_TASK REQUIREMENTS_
Return the lines beginning at the one that contains "Read all visible content and emit it as JSON." and running to the end of the records, exactly and with nothing else. Omit pictures.
+++ INFORMATION PROVIDED +++
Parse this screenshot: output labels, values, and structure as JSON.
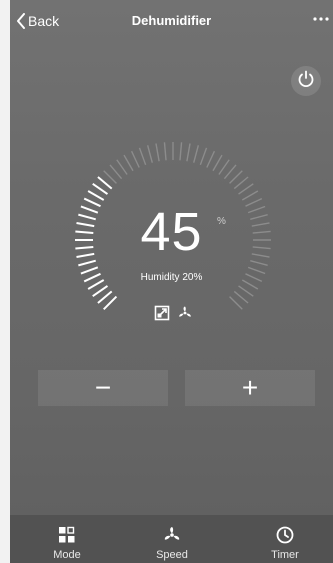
{
  "header": {
    "back_label": "Back",
    "title": "Dehumidifier",
    "more_icon": "ellipsis-icon"
  },
  "power": {
    "icon": "power-icon"
  },
  "dial": {
    "humidity_value": "45",
    "humidity_unit": "%",
    "current_humidity_label": "Humidity 20%",
    "level_fraction": 0.2,
    "mode_indicator_icon": "dehumidify-mode-icon",
    "fan_indicator_icon": "fan-icon"
  },
  "controls": {
    "decrease_label": "−",
    "increase_label": "+"
  },
  "bottom_nav": {
    "items": [
      {
        "label": "Mode",
        "icon": "mode-icon"
      },
      {
        "label": "Speed",
        "icon": "fan-icon"
      },
      {
        "label": "Timer",
        "icon": "clock-icon"
      }
    ]
  },
  "colors": {
    "background": "#6b6b6b",
    "bottom_bar": "#525252",
    "active_tick": "#ffffff",
    "inactive_tick": "#8c8c8c"
  }
}
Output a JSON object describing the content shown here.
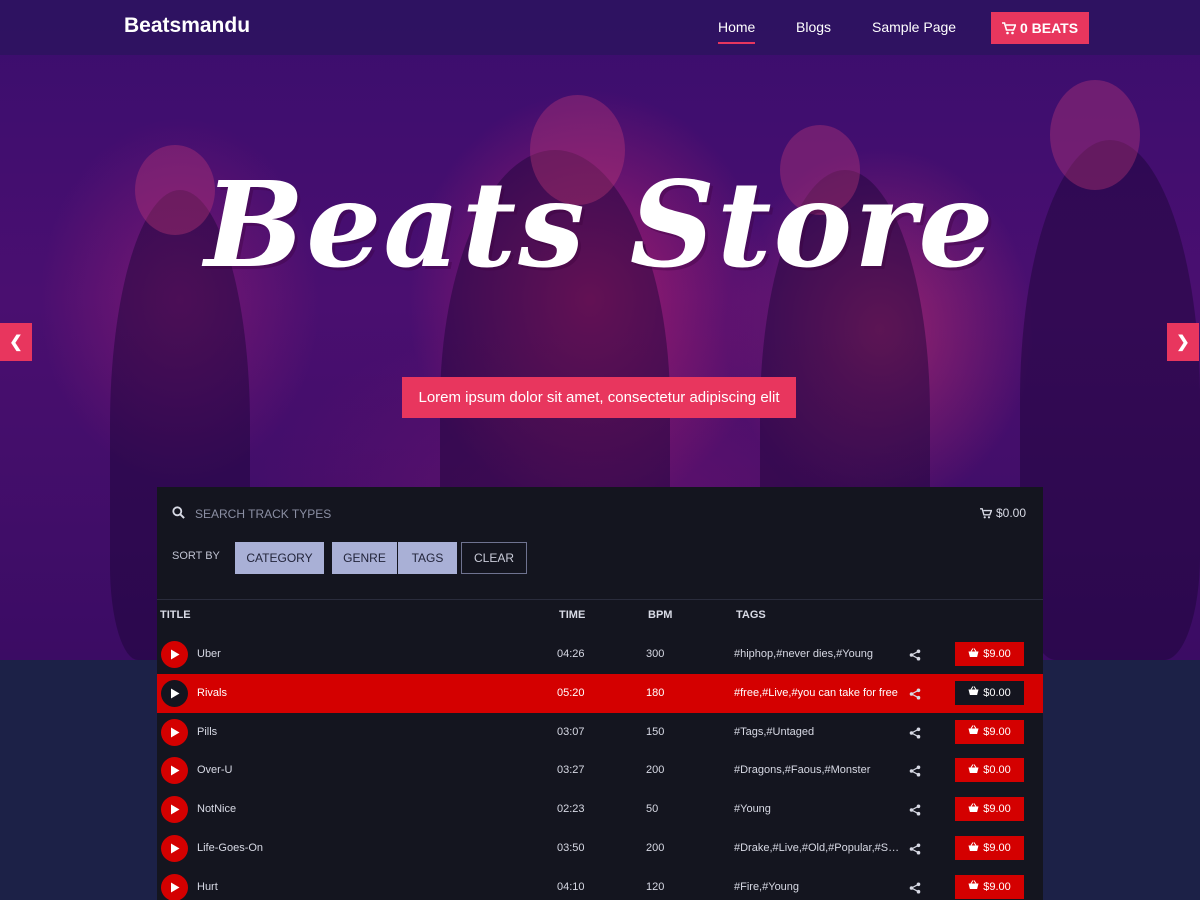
{
  "nav": {
    "brand": "Beatsmandu",
    "links": [
      "Home",
      "Blogs",
      "Sample Page"
    ],
    "cart_label": "0 BEATS"
  },
  "hero": {
    "title": "Beats Store",
    "subtitle": "Lorem ipsum dolor sit amet, consectetur adipiscing elit",
    "prev_icon": "chevron-left-icon",
    "next_icon": "chevron-right-icon"
  },
  "player": {
    "search_placeholder": "SEARCH TRACK TYPES",
    "cart_total": "$0.00",
    "sort_label": "SORT BY",
    "filters": [
      "CATEGORY",
      "GENRE",
      "TAGS"
    ],
    "clear_label": "CLEAR",
    "columns": {
      "title": "TITLE",
      "time": "TIME",
      "bpm": "BPM",
      "tags": "TAGS"
    },
    "tracks": [
      {
        "title": "Uber",
        "time": "04:26",
        "bpm": "300",
        "tags": "#hiphop,#never dies,#Young",
        "price": "$9.00"
      },
      {
        "title": "Rivals",
        "time": "05:20",
        "bpm": "180",
        "tags": "#free,#Live,#you can take for free",
        "price": "$0.00"
      },
      {
        "title": "Pills",
        "time": "03:07",
        "bpm": "150",
        "tags": "#Tags,#Untaged",
        "price": "$9.00"
      },
      {
        "title": "Over-U",
        "time": "03:27",
        "bpm": "200",
        "tags": "#Dragons,#Faous,#Monster",
        "price": "$0.00"
      },
      {
        "title": "NotNice",
        "time": "02:23",
        "bpm": "50",
        "tags": "#Young",
        "price": "$9.00"
      },
      {
        "title": "Life-Goes-On",
        "time": "03:50",
        "bpm": "200",
        "tags": "#Drake,#Live,#Old,#Popular,#Sound...",
        "price": "$9.00"
      },
      {
        "title": "Hurt",
        "time": "04:10",
        "bpm": "120",
        "tags": "#Fire,#Young",
        "price": "$9.00"
      }
    ],
    "active_track": "Rivals"
  },
  "colors": {
    "accent": "#e8365e",
    "track_red": "#d40000",
    "player_bg": "#14151f",
    "filter_bg": "#a9b0d6",
    "page_bg": "#1c2147"
  }
}
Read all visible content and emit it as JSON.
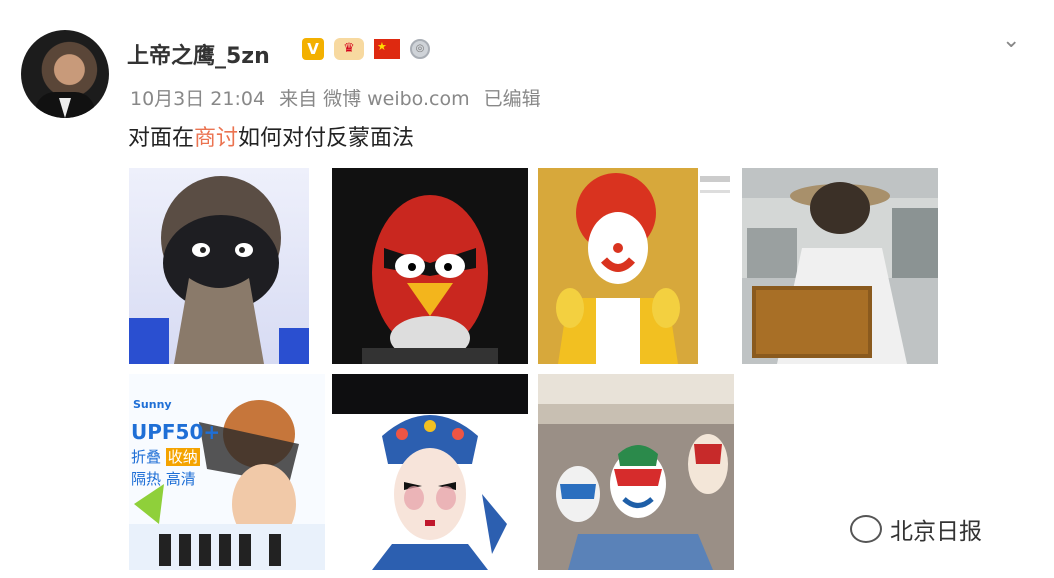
{
  "post": {
    "username": "上帝之鹰_5zn",
    "date": "10月3日 21:04",
    "source_prefix": "来自",
    "source": "微博 weibo.com",
    "edited": "已编辑",
    "text_before": "对面在",
    "text_highlight": "商讨",
    "text_after": "如何对付反蒙面法"
  },
  "badges": {
    "verified": "V",
    "crown": "♛",
    "flag": "★",
    "medal": "◎"
  },
  "menu": {
    "icon": "chevron-down-icon",
    "glyph": "⌄"
  },
  "watermark": {
    "text": "北京日报",
    "icon": "wechat-icon"
  },
  "images": {
    "upf_text": "UPF50+",
    "brand": "Sunny",
    "fold": "折叠",
    "fold_tag": "收纳",
    "uv": "隔热",
    "hd": "高清"
  }
}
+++
_OUTPUT_
Read all visible content and emit it as JSON.
{
  "post": {
    "username": "上帝之鹰_5zn",
    "date": "10月3日 21:04",
    "source_prefix": "来自",
    "source": "微博 weibo.com",
    "edited": "已编辑",
    "text_before": "对面在",
    "text_highlight": "商讨",
    "text_after": "如何对付反蒙面法"
  },
  "badges": {
    "verified": "V",
    "crown": "♛",
    "flag": "★",
    "medal": "◎"
  },
  "menu": {
    "icon": "chevron-down-icon",
    "glyph": "⌄"
  },
  "watermark": {
    "text": "北京日报",
    "icon": "wechat-icon"
  },
  "images": {
    "upf_text": "UPF50+",
    "brand": "Sunny",
    "fold": "折叠",
    "fold_tag": "收纳",
    "uv": "隔热",
    "hd": "高清"
  }
}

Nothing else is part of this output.